REQUIRED ACTION: Given the records below, set each one down again exactly as it reads.

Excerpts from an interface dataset
>>>>>

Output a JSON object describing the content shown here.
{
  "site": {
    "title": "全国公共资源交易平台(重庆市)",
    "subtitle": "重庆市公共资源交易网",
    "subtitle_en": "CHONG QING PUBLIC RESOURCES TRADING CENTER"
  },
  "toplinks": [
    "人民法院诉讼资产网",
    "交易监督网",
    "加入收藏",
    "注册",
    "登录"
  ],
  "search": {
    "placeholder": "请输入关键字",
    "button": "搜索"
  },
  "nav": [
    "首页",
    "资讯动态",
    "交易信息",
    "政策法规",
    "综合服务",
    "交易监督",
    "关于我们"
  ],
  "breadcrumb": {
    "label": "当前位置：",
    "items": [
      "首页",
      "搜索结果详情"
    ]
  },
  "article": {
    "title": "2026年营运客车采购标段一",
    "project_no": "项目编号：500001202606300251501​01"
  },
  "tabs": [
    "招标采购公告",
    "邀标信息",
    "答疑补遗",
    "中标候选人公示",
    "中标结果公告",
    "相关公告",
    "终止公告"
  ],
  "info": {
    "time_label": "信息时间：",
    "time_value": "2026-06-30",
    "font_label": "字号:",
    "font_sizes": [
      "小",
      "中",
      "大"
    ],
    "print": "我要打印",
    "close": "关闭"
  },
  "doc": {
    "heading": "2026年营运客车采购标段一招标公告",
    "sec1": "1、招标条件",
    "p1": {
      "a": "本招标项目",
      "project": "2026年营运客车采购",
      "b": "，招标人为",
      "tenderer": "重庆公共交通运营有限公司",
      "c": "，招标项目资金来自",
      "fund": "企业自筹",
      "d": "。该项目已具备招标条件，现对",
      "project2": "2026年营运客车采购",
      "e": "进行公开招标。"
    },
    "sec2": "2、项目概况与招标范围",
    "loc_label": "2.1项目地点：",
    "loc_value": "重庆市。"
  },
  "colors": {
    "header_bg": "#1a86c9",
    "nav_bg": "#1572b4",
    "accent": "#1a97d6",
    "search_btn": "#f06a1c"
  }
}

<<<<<

SOLUTION TO THE PROBLEM:
Output a JSON object describing the content shown here.
{
  "site": {
    "title": "全国公共资源交易平台(重庆市)",
    "subtitle": "重庆市公共资源交易网",
    "subtitle_en": "CHONG QING PUBLIC RESOURCES TRADING CENTER"
  },
  "toplinks": [
    "人民法院诉讼资产网",
    "交易监督网",
    "加入收藏",
    "注册",
    "登录"
  ],
  "search": {
    "placeholder": "请输入关键字",
    "button": "搜索"
  },
  "nav": [
    "首页",
    "资讯动态",
    "交易信息",
    "政策法规",
    "综合服务",
    "交易监督",
    "关于我们"
  ],
  "breadcrumb": {
    "label": "当前位置：",
    "items": [
      "首页",
      "搜索结果详情"
    ]
  },
  "article": {
    "title": "2026年营运客车采购标段一",
    "project_no": "项目编号：500001202606300251501​01"
  },
  "tabs": [
    "招标采购公告",
    "邀标信息",
    "答疑补遗",
    "中标候选人公示",
    "中标结果公告",
    "相关公告",
    "终止公告"
  ],
  "info": {
    "time_label": "信息时间：",
    "time_value": "2026-06-30",
    "font_label": "字号:",
    "font_sizes": [
      "小",
      "中",
      "大"
    ],
    "print": "我要打印",
    "close": "关闭"
  },
  "doc": {
    "heading": "2026年营运客车采购标段一招标公告",
    "sec1": "1、招标条件",
    "p1": {
      "a": "本招标项目",
      "project": "2026年营运客车采购",
      "b": "，招标人为",
      "tenderer": "重庆公共交通运营有限公司",
      "c": "，招标项目资金来自",
      "fund": "企业自筹",
      "d": "。该项目已具备招标条件，现对",
      "project2": "2026年营运客车采购",
      "e": "进行公开招标。"
    },
    "sec2": "2、项目概况与招标范围",
    "loc_label": "2.1项目地点：",
    "loc_value": "重庆市。"
  },
  "colors": {
    "header_bg": "#1a86c9",
    "nav_bg": "#1572b4",
    "accent": "#1a97d6",
    "search_btn": "#f06a1c"
  }
}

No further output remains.